--- Directions for this task ---
Keeping every word and mark, copy all of the data.

(Stored data entries)
————————
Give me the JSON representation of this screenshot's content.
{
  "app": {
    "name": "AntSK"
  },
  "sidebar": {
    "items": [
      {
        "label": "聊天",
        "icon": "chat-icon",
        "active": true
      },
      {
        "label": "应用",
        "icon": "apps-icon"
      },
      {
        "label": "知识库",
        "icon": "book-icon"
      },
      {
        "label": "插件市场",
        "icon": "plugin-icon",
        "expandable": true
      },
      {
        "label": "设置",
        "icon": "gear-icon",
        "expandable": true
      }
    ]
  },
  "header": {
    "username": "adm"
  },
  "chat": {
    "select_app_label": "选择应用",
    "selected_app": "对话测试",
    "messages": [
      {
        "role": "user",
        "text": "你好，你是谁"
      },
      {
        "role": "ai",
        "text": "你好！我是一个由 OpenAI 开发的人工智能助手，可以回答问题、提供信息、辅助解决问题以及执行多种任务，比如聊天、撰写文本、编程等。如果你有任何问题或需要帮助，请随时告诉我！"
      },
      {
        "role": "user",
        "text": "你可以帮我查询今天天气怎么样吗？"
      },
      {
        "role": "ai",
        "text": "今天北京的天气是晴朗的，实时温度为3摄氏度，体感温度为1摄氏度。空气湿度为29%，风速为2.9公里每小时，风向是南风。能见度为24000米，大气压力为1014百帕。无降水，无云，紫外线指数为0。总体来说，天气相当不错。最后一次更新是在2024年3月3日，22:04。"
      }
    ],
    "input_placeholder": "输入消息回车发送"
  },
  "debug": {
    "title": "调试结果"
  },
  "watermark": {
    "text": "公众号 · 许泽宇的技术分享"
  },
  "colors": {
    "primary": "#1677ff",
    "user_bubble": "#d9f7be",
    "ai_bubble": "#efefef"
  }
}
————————
--- Solution to this exercise ---
Give me the JSON representation of this screenshot's content.
{
  "app": {
    "name": "AntSK"
  },
  "sidebar": {
    "items": [
      {
        "label": "聊天",
        "icon": "chat-icon",
        "active": true
      },
      {
        "label": "应用",
        "icon": "apps-icon"
      },
      {
        "label": "知识库",
        "icon": "book-icon"
      },
      {
        "label": "插件市场",
        "icon": "plugin-icon",
        "expandable": true
      },
      {
        "label": "设置",
        "icon": "gear-icon",
        "expandable": true
      }
    ]
  },
  "header": {
    "username": "adm"
  },
  "chat": {
    "select_app_label": "选择应用",
    "selected_app": "对话测试",
    "messages": [
      {
        "role": "user",
        "text": "你好，你是谁"
      },
      {
        "role": "ai",
        "text": "你好！我是一个由 OpenAI 开发的人工智能助手，可以回答问题、提供信息、辅助解决问题以及执行多种任务，比如聊天、撰写文本、编程等。如果你有任何问题或需要帮助，请随时告诉我！"
      },
      {
        "role": "user",
        "text": "你可以帮我查询今天天气怎么样吗？"
      },
      {
        "role": "ai",
        "text": "今天北京的天气是晴朗的，实时温度为3摄氏度，体感温度为1摄氏度。空气湿度为29%，风速为2.9公里每小时，风向是南风。能见度为24000米，大气压力为1014百帕。无降水，无云，紫外线指数为0。总体来说，天气相当不错。最后一次更新是在2024年3月3日，22:04。"
      }
    ],
    "input_placeholder": "输入消息回车发送"
  },
  "debug": {
    "title": "调试结果"
  },
  "watermark": {
    "text": "公众号 · 许泽宇的技术分享"
  },
  "colors": {
    "primary": "#1677ff",
    "user_bubble": "#d9f7be",
    "ai_bubble": "#efefef"
  }
}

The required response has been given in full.